Forget the fact that a royally clad nutcracker has been saving Christmas for 125 years around the world. Columbus dancer Mila Lipinski will swear that a traditional children’s tale and ballet passed down through the ages remains as fresh as the latest winter snow and as enchanting as the most vivid fairy tale.
“It’s still magical,” Lipinski said as her face lit up with a smile. “Even when you’ve been in the show for a while and you know technically how the Christmas tree grows in the one scene, it all still seems like magic.”
Lipinski and her friends from Columbus’ Dancers Studio Inc. aim to unleash a bit of that magic when they present their annual production of the classical show, “The Nutcracker,” on Dec. 19 at Columbus’ Judson Erne Auditorium.
Indianapolis Dance Kaleidoscope’s Mariel Greenlee will star as the Sugar Plum Fairy, and Stuart Coleman, also in the Indianapolis troupe and a Dancers Studio instructor, will be her Cavalier.
And while the basic story remains the same — a young girl named Clara falls asleep after a family Christmas party and dreams of a horrible battle between a brought-to-life nutcracker and the rat king before she awakens under the tree — director Alma Wiley also has tweaked some scenes and changed nearly every dance. She does so not only to challenge her student dancers, ranging from about elementary school age to high school seniors, but also to stretch herself and make the presentation new.
Her eyes grew wide with disbelief when someone asked how she would react to offering the exact same show year after year.
“I would just run screaming,” Wiley said with a laugh.
Student dancer Sonia DiOrio, a 12-year member of Dancers Studio Inc., has collaborated on choreography with Wiley for the “Spanish Chocolate” scene. It marks the first time the director ever has allowed such in the production.
“I just knew she had that flair,” Wiley said, adding that DiOrio possesses “a feel for the music.”
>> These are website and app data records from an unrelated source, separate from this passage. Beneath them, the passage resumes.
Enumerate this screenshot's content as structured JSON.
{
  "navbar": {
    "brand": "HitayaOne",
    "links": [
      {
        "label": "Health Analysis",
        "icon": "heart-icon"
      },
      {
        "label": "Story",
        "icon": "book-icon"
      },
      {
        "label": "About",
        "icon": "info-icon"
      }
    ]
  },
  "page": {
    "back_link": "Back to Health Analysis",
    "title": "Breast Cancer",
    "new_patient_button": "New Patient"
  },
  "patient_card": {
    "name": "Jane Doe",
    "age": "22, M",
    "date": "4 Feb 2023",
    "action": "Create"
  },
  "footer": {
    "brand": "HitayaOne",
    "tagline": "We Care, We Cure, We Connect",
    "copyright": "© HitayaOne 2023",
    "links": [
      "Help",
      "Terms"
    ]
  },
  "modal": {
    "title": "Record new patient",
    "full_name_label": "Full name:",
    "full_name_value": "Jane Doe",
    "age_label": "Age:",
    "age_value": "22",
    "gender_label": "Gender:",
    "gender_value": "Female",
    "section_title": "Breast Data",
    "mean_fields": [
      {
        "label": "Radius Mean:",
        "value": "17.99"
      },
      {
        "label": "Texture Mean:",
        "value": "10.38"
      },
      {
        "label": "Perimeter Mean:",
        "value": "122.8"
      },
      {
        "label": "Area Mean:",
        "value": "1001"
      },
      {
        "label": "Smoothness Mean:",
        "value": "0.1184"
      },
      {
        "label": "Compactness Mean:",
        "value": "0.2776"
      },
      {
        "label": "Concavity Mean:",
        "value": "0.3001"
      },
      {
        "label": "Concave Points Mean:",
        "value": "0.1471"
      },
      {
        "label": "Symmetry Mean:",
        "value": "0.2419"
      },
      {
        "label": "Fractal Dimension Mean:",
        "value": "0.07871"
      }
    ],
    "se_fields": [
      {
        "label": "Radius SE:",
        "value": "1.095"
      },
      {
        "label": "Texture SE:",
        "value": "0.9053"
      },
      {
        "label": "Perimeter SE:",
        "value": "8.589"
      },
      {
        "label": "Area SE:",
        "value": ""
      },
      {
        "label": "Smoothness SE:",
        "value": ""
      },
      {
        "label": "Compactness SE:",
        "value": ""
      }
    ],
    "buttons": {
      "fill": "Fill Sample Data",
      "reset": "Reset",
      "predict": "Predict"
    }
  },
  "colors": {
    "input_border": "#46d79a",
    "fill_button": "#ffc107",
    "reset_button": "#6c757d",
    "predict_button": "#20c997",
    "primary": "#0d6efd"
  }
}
The piece, stretching only about 75 seconds, passes seemingly even quicker because of the jazzy, energetic steps, according to the duo. DiOrio, who refers to her work in the show as “my favorite time of the year,” also has added a special, authentic touch for the dancers with original, colorful fans she bought in Spain.
No matter what adjustments leaders make to the ballet, cast members say a prime target audience remains youngsters. Grace Hundley, part of the Russian dance scene, figures the reason simply.
“You’ve got all these different colors swirling, and all these people dancing,” Hundley said.
Emma Nolting, another of the performers in the Russian dance scene and a veteran of the production, loves the idea of reaching younger audience members.
“Children especially can relate well to the story because of their imagination,” Nolting said.
The child character of Clara becomes the focus of much of that imagination in the ballet. Hannah Larson and Ella Anderson, sharing that role, acknowledged recently that they feel some pressure to be so front and center, especially when the toys face off against the rat army.
“Some of the things are really chaotic,” Larson said. “And there’s a lot happening all at once.”
The local, nonprofit studio originally presented the Christmas classic every other year before making it an annual extravaganza.
“Now, it has become the studio’s brand,” Wiley said.
Others such as Lipinski put it in slightly more human terms.
“It’s just not quite Christmas until there’s ‘The Nutcracker,’” she said.
“The Nutcracker” is a classical ballet in two acts with music by Pyotr Ilyich Tchaikovsky. The story, adapted by Lev Ivanov, is based on the famous tale written by E.T.A. Hoffman.
The ballet was first presented at the Maryinsky Theatre in St. Petersburg, Russia, on Dec. 18, 1892.
What: Dancers Studio Inc.’s annual presentation of the classical ballet, “The Nutcracker.”
When: 1 and 6 p.m. Dec. 19.
Where: Judson Erne Auditorium, 1400 25th St. in Columbus.
Key roles: Mariel Greenlee as the Sugar Plum Fairy; Stuart Coleman as Cavalier; Grant Jackson as the Nutcracker; Ella Anderson and Hannah Larson as Clara; Katie Hodge as the Snow Queen; Laura Van Devender will perform as Dew Drop in the “Waltz of the Flowers;” Isaac Joyner, Johanna Anderson and Caroline Luehrmann will perform “Arabian.” Warren Ward and Bob Anderson will play Herr Droselmeyer, the eccentric toy maker.
Tickets: Students, $10 in advance and $12 at the door; adults, $15 in advance and $17 at the door, available at the studio near Second and Washington streets in Columbus.
Information: 812-376-8080 or dancers-studio.org or the studio’s Facebook page under Dancers Studio Inc. Columbus, Indiana.